[PROBLEM DETAILS] Your response should be every line from the entries that includes the string "springfox".

(Stored dataset items)
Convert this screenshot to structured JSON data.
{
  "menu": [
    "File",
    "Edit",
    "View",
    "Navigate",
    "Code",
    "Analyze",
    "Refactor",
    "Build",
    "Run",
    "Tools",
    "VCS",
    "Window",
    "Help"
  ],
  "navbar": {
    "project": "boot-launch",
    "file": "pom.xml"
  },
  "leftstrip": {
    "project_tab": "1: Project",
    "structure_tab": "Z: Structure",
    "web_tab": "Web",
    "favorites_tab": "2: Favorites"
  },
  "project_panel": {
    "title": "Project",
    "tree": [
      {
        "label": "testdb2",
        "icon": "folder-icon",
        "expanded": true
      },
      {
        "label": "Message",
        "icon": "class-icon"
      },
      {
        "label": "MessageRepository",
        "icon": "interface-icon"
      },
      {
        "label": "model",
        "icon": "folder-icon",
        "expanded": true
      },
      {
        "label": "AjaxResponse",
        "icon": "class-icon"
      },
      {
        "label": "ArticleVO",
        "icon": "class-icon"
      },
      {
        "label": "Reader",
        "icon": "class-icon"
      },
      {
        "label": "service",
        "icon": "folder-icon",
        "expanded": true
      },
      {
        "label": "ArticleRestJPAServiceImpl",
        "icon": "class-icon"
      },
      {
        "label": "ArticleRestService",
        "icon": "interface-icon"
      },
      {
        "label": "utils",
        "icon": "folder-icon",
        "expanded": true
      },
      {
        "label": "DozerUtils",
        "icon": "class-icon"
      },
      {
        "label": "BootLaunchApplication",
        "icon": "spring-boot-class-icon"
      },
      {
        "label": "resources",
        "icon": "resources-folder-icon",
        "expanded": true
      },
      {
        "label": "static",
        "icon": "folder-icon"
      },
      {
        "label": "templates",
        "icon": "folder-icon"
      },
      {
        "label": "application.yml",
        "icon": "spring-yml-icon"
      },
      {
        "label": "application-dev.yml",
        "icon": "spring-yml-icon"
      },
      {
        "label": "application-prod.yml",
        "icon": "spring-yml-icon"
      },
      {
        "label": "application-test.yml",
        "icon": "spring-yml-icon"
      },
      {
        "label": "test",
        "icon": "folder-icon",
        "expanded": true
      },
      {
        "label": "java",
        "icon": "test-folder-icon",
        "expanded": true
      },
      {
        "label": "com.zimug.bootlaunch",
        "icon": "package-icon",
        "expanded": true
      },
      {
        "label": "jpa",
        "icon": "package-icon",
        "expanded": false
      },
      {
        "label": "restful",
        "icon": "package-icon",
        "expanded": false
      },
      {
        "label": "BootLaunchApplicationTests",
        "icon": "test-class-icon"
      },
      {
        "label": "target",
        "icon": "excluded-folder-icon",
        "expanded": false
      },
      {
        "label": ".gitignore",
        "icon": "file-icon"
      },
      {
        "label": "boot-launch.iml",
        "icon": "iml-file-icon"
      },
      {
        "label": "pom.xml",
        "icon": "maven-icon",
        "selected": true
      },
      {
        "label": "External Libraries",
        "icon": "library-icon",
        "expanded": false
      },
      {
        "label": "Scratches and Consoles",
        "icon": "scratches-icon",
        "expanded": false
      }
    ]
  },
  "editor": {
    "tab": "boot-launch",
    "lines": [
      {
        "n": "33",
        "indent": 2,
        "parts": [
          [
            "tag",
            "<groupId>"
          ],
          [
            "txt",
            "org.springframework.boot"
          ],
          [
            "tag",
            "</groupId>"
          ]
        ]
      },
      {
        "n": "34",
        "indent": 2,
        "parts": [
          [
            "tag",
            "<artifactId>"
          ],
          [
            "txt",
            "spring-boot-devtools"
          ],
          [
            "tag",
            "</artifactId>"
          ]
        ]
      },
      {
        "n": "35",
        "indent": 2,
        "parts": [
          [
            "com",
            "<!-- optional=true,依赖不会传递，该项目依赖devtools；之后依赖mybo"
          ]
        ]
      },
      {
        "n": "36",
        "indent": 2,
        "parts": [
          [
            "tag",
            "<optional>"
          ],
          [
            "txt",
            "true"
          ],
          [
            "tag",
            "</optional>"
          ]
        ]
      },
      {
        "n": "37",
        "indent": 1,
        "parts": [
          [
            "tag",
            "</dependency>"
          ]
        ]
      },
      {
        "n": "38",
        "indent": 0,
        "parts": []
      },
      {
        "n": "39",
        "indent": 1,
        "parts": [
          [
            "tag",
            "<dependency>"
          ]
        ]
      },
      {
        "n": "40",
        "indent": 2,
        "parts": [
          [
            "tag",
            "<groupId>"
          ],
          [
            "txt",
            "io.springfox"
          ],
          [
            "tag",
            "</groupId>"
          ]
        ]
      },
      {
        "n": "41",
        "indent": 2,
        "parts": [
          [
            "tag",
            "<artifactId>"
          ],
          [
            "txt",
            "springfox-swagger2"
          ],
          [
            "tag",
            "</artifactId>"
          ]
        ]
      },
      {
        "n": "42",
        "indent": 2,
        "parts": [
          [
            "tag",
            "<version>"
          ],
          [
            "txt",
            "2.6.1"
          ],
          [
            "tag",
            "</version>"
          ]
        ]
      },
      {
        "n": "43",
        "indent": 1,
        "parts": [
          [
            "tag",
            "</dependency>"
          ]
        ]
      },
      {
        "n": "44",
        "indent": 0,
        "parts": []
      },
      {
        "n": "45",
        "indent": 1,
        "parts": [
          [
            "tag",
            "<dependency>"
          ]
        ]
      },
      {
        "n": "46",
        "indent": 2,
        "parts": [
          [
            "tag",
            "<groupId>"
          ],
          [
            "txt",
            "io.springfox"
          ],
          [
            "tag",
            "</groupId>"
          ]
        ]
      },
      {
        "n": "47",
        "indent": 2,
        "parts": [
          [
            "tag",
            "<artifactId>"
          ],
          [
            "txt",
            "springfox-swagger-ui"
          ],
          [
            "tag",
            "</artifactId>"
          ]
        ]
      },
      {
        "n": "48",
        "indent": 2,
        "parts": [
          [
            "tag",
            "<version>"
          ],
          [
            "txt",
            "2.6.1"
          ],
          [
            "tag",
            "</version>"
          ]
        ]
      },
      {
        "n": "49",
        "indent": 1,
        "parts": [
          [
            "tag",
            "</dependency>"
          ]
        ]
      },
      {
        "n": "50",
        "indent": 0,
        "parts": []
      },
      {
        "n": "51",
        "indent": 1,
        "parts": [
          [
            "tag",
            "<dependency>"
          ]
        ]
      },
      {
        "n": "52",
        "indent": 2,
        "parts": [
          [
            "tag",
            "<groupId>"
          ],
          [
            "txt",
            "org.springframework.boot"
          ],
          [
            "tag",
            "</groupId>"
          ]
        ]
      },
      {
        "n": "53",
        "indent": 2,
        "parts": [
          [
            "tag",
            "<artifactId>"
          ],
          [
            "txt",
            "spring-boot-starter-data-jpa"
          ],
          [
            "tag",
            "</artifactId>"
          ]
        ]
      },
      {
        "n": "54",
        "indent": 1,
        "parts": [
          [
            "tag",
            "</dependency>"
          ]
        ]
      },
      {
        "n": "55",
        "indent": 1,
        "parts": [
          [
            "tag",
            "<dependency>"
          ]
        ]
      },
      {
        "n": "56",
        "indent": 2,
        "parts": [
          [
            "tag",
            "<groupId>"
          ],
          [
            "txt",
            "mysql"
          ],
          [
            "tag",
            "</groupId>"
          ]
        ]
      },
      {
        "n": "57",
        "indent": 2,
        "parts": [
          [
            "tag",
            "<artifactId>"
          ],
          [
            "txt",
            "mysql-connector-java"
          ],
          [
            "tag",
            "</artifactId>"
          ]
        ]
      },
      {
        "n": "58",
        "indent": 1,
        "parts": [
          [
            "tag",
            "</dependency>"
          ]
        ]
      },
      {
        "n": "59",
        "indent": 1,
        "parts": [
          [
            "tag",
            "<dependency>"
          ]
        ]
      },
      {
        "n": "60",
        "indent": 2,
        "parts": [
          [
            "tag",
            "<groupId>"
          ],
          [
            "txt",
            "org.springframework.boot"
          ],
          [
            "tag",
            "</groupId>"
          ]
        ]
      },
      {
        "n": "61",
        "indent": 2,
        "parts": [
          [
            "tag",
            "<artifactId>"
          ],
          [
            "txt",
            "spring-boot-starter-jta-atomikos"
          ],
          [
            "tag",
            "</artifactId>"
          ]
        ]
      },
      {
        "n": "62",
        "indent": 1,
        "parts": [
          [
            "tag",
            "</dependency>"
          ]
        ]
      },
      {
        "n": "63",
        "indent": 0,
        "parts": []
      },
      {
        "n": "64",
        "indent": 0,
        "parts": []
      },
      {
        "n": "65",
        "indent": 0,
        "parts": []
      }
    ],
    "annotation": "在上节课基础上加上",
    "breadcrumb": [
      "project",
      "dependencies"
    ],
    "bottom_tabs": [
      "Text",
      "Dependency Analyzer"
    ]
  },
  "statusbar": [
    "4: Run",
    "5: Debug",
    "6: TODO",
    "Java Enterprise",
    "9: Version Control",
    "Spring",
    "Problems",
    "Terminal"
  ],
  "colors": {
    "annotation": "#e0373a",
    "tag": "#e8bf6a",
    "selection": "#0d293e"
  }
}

[EXPECTED OUTPUT]
            "io.springfox"
            "springfox-swagger2"
            "io.springfox"
            "springfox-swagger-ui"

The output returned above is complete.